4

I think there is a need for some more clarification. First of all why there is no syntax error. That's because it saves a lot of if then syntax. Check out the internal code for these options in the archaic style of \tikzoption (which is equivalent to \tikzset)

\tikzoption{above}[]{\def\tikz@anchor{south}\tikz@possibly@transform{y}{}{#1}}
\tikzoption{below}[]{\def\tikz@anchor{north}\tikz@possibly@transform{y}{-}{#1}}
\tikzoption{above left}[]%
  {\def\tikz@anchor{south east}%
    \tikz@possibly@transform{x}{-}{#1}\tikz@possibly@transform{y}{}{#1}}

Now, you don't need to know what it does with possibly transforming etc. But you notice that if you give above, below etc. It discards the x information even if you provide explicitly 0.2 and 3mm.

Also you can see the opposite anchoring in effect: you choose one option and it chooses the opposite compass direction for anchoring.

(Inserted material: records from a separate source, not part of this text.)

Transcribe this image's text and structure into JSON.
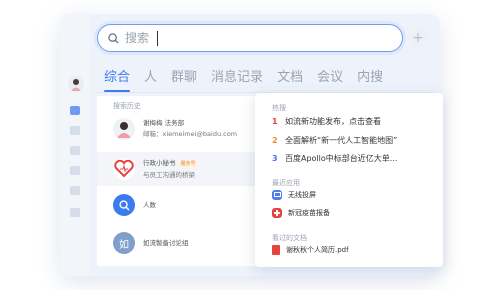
{
  "search": {
    "placeholder": "搜索"
  },
  "plus_label": "+",
  "tabs": [
    {
      "label": "综合",
      "active": true
    },
    {
      "label": "人"
    },
    {
      "label": "群聊"
    },
    {
      "label": "消息记录"
    },
    {
      "label": "文档"
    },
    {
      "label": "会议"
    },
    {
      "label": "内搜"
    }
  ],
  "history": {
    "title": "搜索历史",
    "items": [
      {
        "line1": "谢梅梅 法务部",
        "line2": "邮箱：xiemeimei@baidu.com",
        "icon": "user-avatar"
      },
      {
        "line1": "行政小秘书",
        "tag": "服务号",
        "line2": "与员工沟通的桥梁",
        "icon": "heart-logo-icon"
      },
      {
        "line1": "人数",
        "icon": "search-icon"
      },
      {
        "line1": "如流製备讨论组",
        "avatar_text": "如",
        "icon": "group-avatar"
      }
    ]
  },
  "hot": {
    "title": "热搜",
    "items": [
      {
        "rank": "1",
        "text": "如流新功能发布，点击查看",
        "color": "#e8423f"
      },
      {
        "rank": "2",
        "text": "全面解析“新一代人工智能地图”",
        "color": "#f08c2e"
      },
      {
        "rank": "3",
        "text": "百度Apollo中标部台近亿大单...",
        "color": "#3b7bf0"
      }
    ]
  },
  "recent_apps": {
    "title": "最近应用",
    "items": [
      {
        "text": "无线投屏",
        "icon": "cast-screen-icon",
        "color": "#4f7ef0"
      },
      {
        "text": "新冠疫苗报备",
        "icon": "vaccine-icon",
        "color": "#e8423f"
      }
    ]
  },
  "viewed_docs": {
    "title": "看过的文档",
    "items": [
      {
        "text": "谢秋秋个人简历.pdf",
        "icon": "pdf-file-icon",
        "color": "#e8423f"
      }
    ]
  }
}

If you want to override it, you have to add explicit anchor=<foo> to your options.

By enabling a finer grid you can actually see the positioning better

%\usetikzlibrary{positioning}
\begin{tikzpicture}
\draw [help lines] (0,0) grid[step=1mm] (2,2) node at (1,1) {o};
\node at (1,1) [circle,above=0.2 and 3mm, draw] {over};
\end{tikzpicture}

enter image description here

And also with above right you get the exact amount of shift

%\usetikzlibrary{positioning,shapes.geometric}
\begin{tikzpicture}
\draw [help lines] (0,0) grid[step=1mm] (2,2) node at (1,1) {o};
\node at (1,1) [ellipse,above right=0.2 and 3mm, draw] {over};
\fill[red] (1,1) ++(3mm,2mm) circle(0.5pt);
\end{tikzpicture}

enter image description here

| improve this answer | |
  • Based on your reply, I understand that with the specification "0.2 and 3mm," TikZ ignores "3mm" if either above or below is specified, and TikZ ignores "0.2" if either "right" or "left" is specified. – Adelyn Apr 18 '15 at 15:51
  • Your second example seems to illustrate that using above right is the same as using anchor=south east and that the point on the ellipse that is the anchor is one of the two intersections of the line of slope 1 through the center of the ellipse with the ellipse. – Adelyn Apr 18 '15 at 17:08
  • 1
    @Adelyn Yes the intersection of a ray from center and the shapeborder at 225 degrees (it can be a more complicated shape). – percusse Apr 20 '15 at 9:42

Your Answer

By clicking “Post Your Answer”, you agree to our terms of service, privacy policy and cookie policy

Not the answer you're looking for? Browse other questions tagged or ask your own question.